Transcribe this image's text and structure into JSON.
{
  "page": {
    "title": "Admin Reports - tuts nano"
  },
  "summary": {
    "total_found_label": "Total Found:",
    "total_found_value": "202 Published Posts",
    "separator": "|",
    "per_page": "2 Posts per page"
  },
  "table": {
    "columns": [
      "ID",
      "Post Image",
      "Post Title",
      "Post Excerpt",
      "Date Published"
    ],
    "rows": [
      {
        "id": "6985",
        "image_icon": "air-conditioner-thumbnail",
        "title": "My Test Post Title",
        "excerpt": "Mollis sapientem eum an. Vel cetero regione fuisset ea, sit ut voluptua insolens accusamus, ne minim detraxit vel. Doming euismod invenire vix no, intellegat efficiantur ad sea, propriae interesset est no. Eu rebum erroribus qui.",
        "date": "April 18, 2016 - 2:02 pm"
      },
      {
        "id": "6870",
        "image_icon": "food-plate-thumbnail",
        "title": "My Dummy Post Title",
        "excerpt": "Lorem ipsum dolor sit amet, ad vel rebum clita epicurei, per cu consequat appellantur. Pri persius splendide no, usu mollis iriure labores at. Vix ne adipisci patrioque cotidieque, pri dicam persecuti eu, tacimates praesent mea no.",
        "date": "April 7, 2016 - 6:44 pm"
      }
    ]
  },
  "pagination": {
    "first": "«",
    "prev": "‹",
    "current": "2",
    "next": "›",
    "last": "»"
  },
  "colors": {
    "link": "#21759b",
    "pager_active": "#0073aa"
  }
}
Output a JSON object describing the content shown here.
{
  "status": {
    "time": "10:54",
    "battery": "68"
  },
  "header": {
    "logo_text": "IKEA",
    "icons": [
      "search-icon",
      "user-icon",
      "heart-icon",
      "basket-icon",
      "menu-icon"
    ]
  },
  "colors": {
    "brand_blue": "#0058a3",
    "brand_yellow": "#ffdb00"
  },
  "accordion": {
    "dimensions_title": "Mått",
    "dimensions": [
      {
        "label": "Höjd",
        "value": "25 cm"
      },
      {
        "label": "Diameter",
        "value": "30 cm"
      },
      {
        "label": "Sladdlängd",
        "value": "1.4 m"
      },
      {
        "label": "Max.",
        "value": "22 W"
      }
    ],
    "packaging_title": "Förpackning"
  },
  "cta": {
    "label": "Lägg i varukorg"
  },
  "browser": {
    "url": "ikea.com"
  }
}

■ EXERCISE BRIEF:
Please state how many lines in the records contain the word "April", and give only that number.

■ ANSWER BELOW:
2